He says it finds the "right balance between peace, protection and accountability."
Prendergast compares the new policy with past policies.
"First…this moves away from where the U.S. was going with its policy of appeasement…. Secondly, I think that the new policy rebukes the previous public statements that we ought to let bygones be bygones and move forward. And clearly states that justice and accountability is central to peace," he says.
Prendergast says a third aspect is "that it appears to be more honest about the overwhelming likelihood that Southern Sudan will opt for independence. And that the U.S. needs to figure out how to support a soft and a peaceful landing for the new state."
Randy Newcomb, head of Humanity United, says there's reason to have hope, "but at the same time…we have to continue to push and to advocate for engagement from the highest reaches."
More reaction comes from Sam Bell, director of the Genocide Intervention Network.
"For this to become a successful strategy we need the time and the energy, the principles in the next days, weeks months. Is the president raising this with world leaders? Is the secretary reaching out to her Chinese and Russian counterparts, her counterparts in the region? We'll be watching this very closely," he says.
Also, the Save Darfur Coalition's Jerry Fowler says his group will be carefully watching as well.

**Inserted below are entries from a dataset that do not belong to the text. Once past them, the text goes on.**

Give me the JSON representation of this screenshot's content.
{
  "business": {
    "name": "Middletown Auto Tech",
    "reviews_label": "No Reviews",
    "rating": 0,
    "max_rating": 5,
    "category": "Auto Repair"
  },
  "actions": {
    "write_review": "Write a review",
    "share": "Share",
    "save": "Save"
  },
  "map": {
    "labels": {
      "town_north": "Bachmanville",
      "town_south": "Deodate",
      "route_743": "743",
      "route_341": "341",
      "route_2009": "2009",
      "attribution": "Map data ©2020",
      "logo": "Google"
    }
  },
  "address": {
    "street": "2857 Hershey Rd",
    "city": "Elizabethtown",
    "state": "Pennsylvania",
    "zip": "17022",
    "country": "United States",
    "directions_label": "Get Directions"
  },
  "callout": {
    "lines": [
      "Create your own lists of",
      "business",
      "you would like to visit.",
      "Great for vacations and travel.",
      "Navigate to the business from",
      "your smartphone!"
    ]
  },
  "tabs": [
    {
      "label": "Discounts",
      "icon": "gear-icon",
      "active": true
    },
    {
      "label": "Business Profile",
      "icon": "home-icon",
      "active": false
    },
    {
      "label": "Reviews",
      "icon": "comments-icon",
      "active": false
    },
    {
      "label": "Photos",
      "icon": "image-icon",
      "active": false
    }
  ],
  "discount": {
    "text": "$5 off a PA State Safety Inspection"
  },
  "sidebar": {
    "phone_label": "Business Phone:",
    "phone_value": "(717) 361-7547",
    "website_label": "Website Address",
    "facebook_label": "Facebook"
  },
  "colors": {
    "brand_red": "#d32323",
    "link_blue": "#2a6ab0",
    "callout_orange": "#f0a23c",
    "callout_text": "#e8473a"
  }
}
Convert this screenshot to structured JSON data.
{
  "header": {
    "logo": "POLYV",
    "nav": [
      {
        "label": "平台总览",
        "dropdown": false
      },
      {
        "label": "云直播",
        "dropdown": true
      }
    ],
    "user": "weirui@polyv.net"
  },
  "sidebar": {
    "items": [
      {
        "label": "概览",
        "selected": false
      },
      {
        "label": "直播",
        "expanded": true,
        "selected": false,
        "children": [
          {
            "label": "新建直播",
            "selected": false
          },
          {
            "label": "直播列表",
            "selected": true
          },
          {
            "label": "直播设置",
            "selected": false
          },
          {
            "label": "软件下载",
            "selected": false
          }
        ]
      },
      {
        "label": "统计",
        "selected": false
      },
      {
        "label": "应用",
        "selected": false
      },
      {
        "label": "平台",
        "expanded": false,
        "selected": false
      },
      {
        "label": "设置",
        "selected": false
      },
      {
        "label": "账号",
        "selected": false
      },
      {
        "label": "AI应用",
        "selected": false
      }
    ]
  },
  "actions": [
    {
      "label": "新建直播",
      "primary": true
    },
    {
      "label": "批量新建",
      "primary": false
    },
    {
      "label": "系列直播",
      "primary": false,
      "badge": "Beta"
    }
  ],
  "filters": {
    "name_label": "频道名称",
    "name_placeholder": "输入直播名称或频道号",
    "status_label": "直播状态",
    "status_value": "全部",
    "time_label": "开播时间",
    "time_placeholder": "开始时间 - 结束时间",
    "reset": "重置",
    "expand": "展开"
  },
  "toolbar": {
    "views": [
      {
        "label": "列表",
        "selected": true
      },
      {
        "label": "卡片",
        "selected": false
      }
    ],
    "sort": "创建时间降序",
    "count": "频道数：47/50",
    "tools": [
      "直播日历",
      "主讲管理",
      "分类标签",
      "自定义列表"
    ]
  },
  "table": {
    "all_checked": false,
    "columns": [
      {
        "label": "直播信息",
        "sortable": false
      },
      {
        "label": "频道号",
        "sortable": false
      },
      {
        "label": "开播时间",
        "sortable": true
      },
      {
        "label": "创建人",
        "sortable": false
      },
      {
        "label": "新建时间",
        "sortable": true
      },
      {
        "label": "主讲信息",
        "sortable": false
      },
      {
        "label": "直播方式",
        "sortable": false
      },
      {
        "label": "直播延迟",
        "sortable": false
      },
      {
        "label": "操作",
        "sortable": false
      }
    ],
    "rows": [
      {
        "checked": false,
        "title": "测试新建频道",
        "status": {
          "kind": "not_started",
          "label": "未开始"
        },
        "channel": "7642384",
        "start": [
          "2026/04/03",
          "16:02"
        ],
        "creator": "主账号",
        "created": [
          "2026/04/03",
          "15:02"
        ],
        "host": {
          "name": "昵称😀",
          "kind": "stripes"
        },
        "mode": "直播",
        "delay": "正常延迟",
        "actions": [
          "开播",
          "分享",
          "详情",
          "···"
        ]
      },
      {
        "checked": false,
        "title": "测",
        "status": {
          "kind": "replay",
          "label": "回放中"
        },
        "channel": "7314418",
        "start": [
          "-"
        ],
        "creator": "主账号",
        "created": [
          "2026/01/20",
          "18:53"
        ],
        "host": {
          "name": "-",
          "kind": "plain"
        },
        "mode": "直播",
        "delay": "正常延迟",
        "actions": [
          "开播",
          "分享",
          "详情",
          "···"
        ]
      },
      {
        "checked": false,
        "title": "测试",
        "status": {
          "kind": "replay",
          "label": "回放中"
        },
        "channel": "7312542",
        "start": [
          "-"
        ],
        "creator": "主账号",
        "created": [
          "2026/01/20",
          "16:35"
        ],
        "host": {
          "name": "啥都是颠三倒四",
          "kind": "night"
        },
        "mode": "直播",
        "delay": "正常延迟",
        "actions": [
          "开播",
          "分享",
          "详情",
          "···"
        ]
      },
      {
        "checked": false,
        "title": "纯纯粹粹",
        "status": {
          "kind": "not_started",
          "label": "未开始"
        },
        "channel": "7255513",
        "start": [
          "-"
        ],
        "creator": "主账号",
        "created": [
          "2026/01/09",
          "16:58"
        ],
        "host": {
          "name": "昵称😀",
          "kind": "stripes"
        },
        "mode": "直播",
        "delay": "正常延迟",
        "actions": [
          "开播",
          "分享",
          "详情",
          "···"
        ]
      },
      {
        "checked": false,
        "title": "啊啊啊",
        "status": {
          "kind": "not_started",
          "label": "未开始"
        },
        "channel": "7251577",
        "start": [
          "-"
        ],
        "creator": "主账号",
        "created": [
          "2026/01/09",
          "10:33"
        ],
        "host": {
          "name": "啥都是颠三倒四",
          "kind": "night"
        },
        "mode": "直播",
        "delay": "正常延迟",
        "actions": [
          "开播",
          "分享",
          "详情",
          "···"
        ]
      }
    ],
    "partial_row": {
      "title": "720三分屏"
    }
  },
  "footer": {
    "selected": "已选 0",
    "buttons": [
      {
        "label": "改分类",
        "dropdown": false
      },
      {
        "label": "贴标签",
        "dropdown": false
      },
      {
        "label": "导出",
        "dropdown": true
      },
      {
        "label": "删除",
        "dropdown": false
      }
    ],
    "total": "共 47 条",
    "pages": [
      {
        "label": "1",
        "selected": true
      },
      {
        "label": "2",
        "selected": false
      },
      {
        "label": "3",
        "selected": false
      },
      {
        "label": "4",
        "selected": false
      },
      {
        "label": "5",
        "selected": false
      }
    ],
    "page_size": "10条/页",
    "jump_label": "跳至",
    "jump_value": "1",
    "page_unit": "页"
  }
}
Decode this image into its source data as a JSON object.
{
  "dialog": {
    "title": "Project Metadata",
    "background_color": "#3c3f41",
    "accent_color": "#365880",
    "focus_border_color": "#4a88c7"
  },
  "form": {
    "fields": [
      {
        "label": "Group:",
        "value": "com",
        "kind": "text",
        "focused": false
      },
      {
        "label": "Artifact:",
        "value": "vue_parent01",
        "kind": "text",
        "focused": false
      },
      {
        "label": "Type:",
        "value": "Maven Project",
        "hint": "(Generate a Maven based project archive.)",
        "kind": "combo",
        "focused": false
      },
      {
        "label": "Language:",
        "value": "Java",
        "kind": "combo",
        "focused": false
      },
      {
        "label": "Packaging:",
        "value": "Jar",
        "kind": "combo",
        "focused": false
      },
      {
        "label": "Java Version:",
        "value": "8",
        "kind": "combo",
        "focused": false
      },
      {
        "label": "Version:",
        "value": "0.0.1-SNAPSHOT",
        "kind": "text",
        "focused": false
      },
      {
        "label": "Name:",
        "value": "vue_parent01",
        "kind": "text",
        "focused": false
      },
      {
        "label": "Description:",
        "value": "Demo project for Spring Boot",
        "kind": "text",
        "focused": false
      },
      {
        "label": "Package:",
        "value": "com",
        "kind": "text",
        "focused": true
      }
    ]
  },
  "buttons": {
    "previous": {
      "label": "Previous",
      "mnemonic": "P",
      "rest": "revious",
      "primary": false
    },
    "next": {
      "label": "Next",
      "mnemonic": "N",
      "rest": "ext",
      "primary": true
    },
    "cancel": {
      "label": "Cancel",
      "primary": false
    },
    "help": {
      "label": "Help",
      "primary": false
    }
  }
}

"Incentives should not be provided before there's concrete and lasting progress…. Second, the U.S. must generate multi-lateral support for both incentives and pressures. And third…we need to see substantial personal involvement from President Obama. His presidency is the game changer here,' he says.